▶ Task prompt
Give every line of the material back exactly, images removed.

▶ Data to use
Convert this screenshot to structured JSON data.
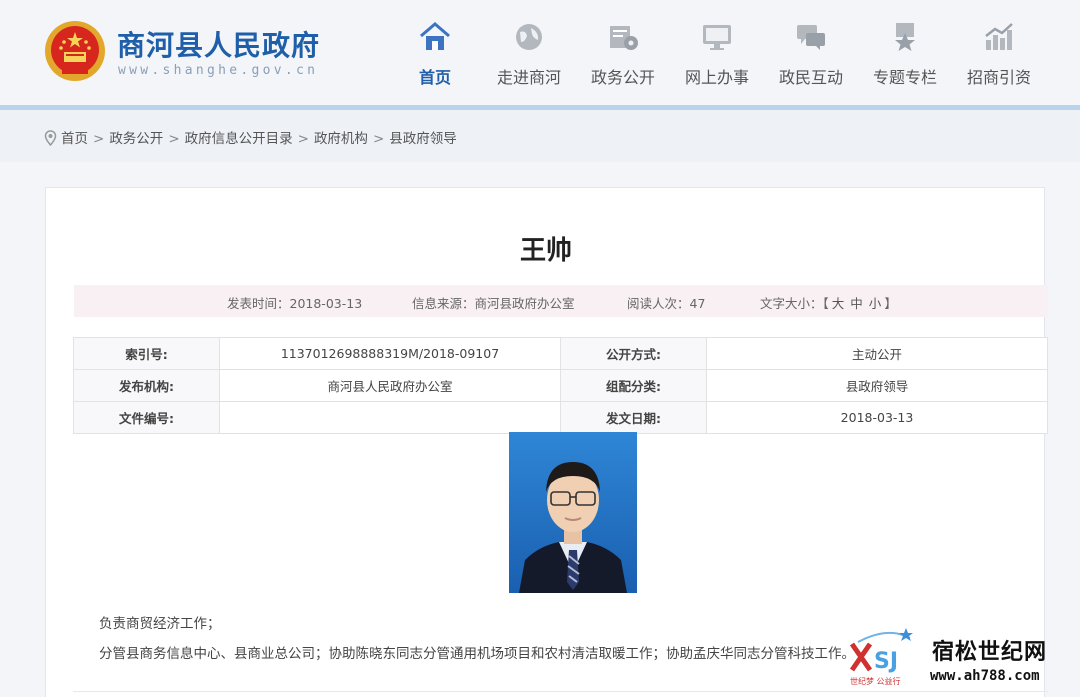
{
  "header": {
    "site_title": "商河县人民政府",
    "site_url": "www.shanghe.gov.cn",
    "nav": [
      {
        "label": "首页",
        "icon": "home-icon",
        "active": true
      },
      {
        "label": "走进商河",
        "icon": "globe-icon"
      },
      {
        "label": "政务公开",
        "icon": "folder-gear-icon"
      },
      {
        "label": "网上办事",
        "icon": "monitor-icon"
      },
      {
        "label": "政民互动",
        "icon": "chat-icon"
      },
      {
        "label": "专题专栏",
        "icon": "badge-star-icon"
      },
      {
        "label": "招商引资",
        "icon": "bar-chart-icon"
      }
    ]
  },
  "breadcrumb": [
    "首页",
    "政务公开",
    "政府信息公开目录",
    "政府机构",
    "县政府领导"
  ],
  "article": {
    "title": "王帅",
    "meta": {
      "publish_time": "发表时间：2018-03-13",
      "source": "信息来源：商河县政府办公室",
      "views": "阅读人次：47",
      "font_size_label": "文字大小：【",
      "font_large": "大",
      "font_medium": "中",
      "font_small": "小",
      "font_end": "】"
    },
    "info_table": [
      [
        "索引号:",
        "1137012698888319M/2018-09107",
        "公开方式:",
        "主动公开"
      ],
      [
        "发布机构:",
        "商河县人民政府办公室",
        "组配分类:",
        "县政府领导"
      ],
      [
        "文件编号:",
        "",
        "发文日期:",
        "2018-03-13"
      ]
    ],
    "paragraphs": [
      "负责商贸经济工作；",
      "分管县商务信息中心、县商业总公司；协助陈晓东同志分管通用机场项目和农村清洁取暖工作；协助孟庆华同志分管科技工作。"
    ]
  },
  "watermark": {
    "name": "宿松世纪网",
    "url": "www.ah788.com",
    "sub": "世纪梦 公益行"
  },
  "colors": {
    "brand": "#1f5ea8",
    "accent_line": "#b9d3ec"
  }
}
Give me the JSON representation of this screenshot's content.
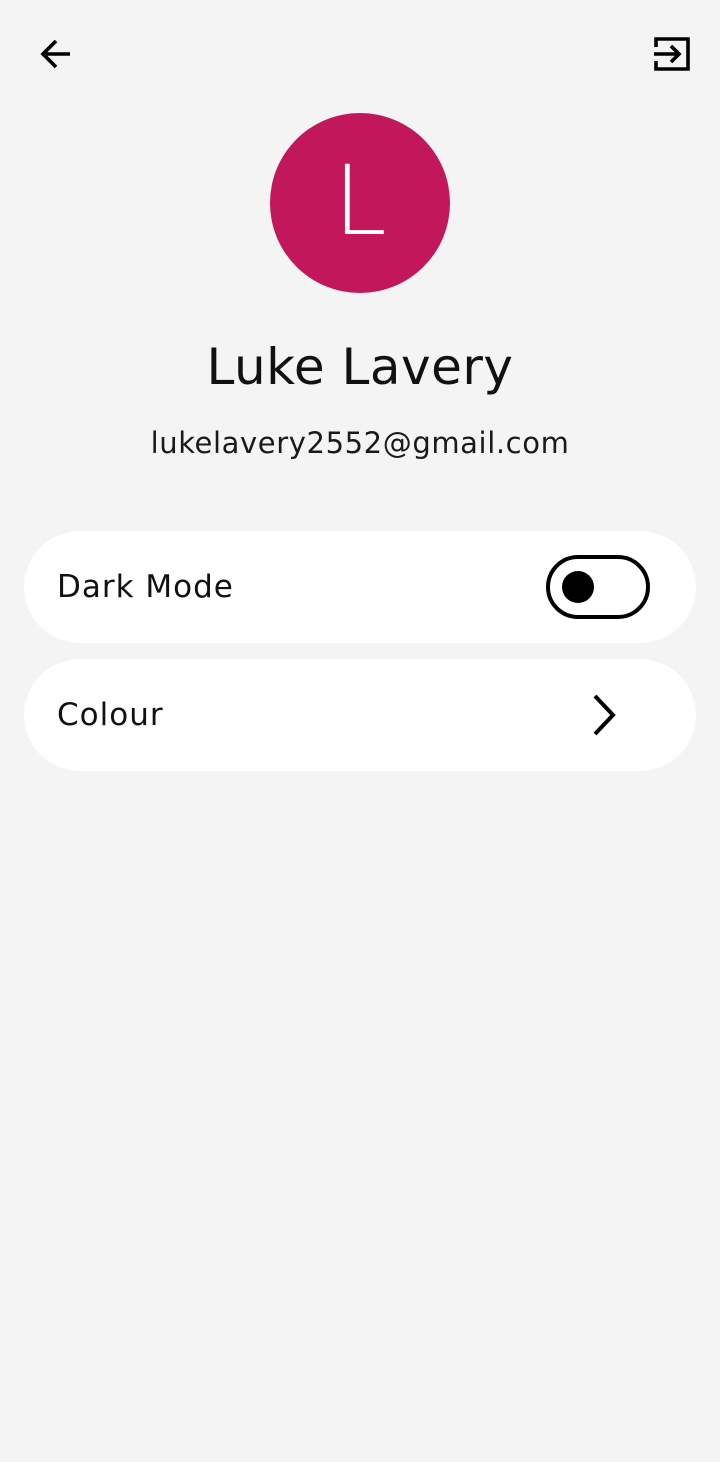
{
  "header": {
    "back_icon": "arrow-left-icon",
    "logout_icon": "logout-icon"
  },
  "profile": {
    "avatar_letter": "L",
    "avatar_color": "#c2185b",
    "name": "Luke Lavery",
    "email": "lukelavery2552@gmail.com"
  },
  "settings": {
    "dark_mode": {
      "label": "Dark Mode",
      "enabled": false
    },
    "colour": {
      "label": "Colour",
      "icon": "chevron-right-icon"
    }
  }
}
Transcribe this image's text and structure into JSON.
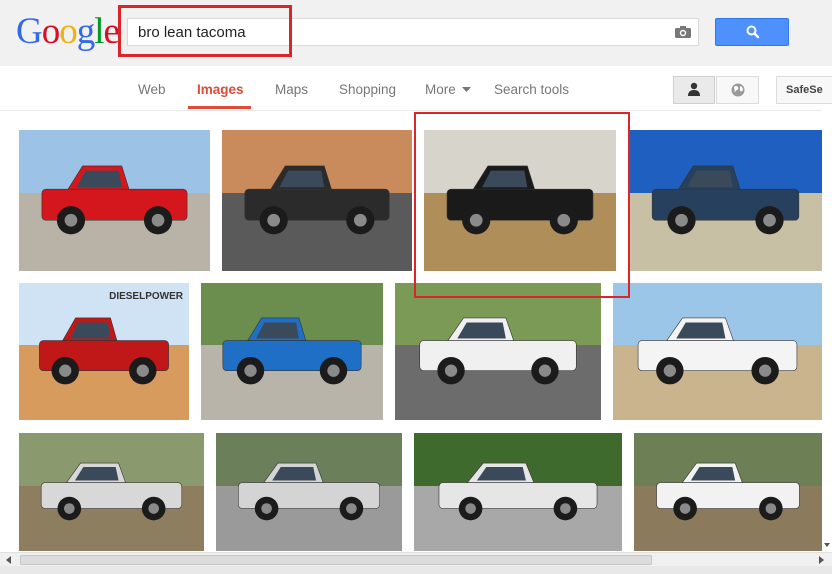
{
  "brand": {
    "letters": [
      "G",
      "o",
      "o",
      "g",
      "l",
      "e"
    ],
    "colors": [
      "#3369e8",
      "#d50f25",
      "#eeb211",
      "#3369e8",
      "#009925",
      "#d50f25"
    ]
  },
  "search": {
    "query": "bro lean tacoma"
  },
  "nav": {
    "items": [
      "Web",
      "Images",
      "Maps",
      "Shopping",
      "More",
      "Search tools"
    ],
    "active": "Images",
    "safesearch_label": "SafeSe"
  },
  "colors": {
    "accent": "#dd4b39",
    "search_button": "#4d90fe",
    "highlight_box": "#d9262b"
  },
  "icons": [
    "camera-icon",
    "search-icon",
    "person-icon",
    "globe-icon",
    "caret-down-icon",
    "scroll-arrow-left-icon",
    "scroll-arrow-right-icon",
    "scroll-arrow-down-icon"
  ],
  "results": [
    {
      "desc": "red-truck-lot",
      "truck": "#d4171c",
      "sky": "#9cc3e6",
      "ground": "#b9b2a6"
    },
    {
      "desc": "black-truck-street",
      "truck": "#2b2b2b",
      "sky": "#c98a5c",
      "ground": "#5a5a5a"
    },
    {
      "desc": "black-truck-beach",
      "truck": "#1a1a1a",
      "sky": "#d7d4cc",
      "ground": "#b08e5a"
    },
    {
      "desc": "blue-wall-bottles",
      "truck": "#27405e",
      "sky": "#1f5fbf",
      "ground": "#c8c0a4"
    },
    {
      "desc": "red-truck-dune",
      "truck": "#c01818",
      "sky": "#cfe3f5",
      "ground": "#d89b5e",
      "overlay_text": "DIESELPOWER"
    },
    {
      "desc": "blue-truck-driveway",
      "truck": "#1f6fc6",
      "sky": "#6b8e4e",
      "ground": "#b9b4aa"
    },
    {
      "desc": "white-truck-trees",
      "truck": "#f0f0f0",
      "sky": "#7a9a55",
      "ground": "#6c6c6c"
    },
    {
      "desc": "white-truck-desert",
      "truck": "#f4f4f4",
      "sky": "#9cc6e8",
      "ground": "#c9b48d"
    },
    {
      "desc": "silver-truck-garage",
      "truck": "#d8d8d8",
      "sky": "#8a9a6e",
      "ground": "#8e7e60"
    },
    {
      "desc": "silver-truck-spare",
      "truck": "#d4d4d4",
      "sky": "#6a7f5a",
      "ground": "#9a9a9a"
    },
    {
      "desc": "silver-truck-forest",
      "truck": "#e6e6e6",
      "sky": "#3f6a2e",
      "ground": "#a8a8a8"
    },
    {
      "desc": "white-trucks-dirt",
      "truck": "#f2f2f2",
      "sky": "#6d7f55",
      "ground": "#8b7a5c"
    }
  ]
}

▶ Answer for the task
Convert this screenshot to structured JSON data.
{
  "header": {
    "site_title": "商河县人民政府",
    "site_url": "www.shanghe.gov.cn",
    "nav": [
      {
        "label": "首页",
        "icon": "home-icon",
        "active": true
      },
      {
        "label": "走进商河",
        "icon": "globe-icon"
      },
      {
        "label": "政务公开",
        "icon": "folder-gear-icon"
      },
      {
        "label": "网上办事",
        "icon": "monitor-icon"
      },
      {
        "label": "政民互动",
        "icon": "chat-icon"
      },
      {
        "label": "专题专栏",
        "icon": "badge-star-icon"
      },
      {
        "label": "招商引资",
        "icon": "bar-chart-icon"
      }
    ]
  },
  "breadcrumb": [
    "首页",
    "政务公开",
    "政府信息公开目录",
    "政府机构",
    "县政府领导"
  ],
  "article": {
    "title": "王帅",
    "meta": {
      "publish_time": "发表时间：2018-03-13",
      "source": "信息来源：商河县政府办公室",
      "views": "阅读人次：47",
      "font_size_label": "文字大小：【",
      "font_large": "大",
      "font_medium": "中",
      "font_small": "小",
      "font_end": "】"
    },
    "info_table": [
      [
        "索引号:",
        "1137012698888319M/2018-09107",
        "公开方式:",
        "主动公开"
      ],
      [
        "发布机构:",
        "商河县人民政府办公室",
        "组配分类:",
        "县政府领导"
      ],
      [
        "文件编号:",
        "",
        "发文日期:",
        "2018-03-13"
      ]
    ],
    "paragraphs": [
      "负责商贸经济工作；",
      "分管县商务信息中心、县商业总公司；协助陈晓东同志分管通用机场项目和农村清洁取暖工作；协助孟庆华同志分管科技工作。"
    ]
  },
  "watermark": {
    "name": "宿松世纪网",
    "url": "www.ah788.com",
    "sub": "世纪梦 公益行"
  },
  "colors": {
    "brand": "#1f5ea8",
    "accent_line": "#b9d3ec"
  }
}
Give me the JSON representation of this screenshot's content.
{
  "header": {
    "back_icon": "arrow-left-icon",
    "logout_icon": "logout-icon"
  },
  "profile": {
    "avatar_letter": "L",
    "avatar_color": "#c2185b",
    "name": "Luke Lavery",
    "email": "lukelavery2552@gmail.com"
  },
  "settings": {
    "dark_mode": {
      "label": "Dark Mode",
      "enabled": false
    },
    "colour": {
      "label": "Colour",
      "icon": "chevron-right-icon"
    }
  }
}
Transcribe this image's text and structure into JSON.
{
  "brand": {
    "letters": [
      "G",
      "o",
      "o",
      "g",
      "l",
      "e"
    ],
    "colors": [
      "#3369e8",
      "#d50f25",
      "#eeb211",
      "#3369e8",
      "#009925",
      "#d50f25"
    ]
  },
  "search": {
    "query": "bro lean tacoma"
  },
  "nav": {
    "items": [
      "Web",
      "Images",
      "Maps",
      "Shopping",
      "More",
      "Search tools"
    ],
    "active": "Images",
    "safesearch_label": "SafeSe"
  },
  "colors": {
    "accent": "#dd4b39",
    "search_button": "#4d90fe",
    "highlight_box": "#d9262b"
  },
  "icons": [
    "camera-icon",
    "search-icon",
    "person-icon",
    "globe-icon",
    "caret-down-icon",
    "scroll-arrow-left-icon",
    "scroll-arrow-right-icon",
    "scroll-arrow-down-icon"
  ],
  "results": [
    {
      "desc": "red-truck-lot",
      "truck": "#d4171c",
      "sky": "#9cc3e6",
      "ground": "#b9b2a6"
    },
    {
      "desc": "black-truck-street",
      "truck": "#2b2b2b",
      "sky": "#c98a5c",
      "ground": "#5a5a5a"
    },
    {
      "desc": "black-truck-beach",
      "truck": "#1a1a1a",
      "sky": "#d7d4cc",
      "ground": "#b08e5a"
    },
    {
      "desc": "blue-wall-bottles",
      "truck": "#27405e",
      "sky": "#1f5fbf",
      "ground": "#c8c0a4"
    },
    {
      "desc": "red-truck-dune",
      "truck": "#c01818",
      "sky": "#cfe3f5",
      "ground": "#d89b5e",
      "overlay_text": "DIESELPOWER"
    },
    {
      "desc": "blue-truck-driveway",
      "truck": "#1f6fc6",
      "sky": "#6b8e4e",
      "ground": "#b9b4aa"
    },
    {
      "desc": "white-truck-trees",
      "truck": "#f0f0f0",
      "sky": "#7a9a55",
      "ground": "#6c6c6c"
    },
    {
      "desc": "white-truck-desert",
      "truck": "#f4f4f4",
      "sky": "#9cc6e8",
      "ground": "#c9b48d"
    },
    {
      "desc": "silver-truck-garage",
      "truck": "#d8d8d8",
      "sky": "#8a9a6e",
      "ground": "#8e7e60"
    },
    {
      "desc": "silver-truck-spare",
      "truck": "#d4d4d4",
      "sky": "#6a7f5a",
      "ground": "#9a9a9a"
    },
    {
      "desc": "silver-truck-forest",
      "truck": "#e6e6e6",
      "sky": "#3f6a2e",
      "ground": "#a8a8a8"
    },
    {
      "desc": "white-trucks-dirt",
      "truck": "#f2f2f2",
      "sky": "#6d7f55",
      "ground": "#8b7a5c"
    }
  ]
}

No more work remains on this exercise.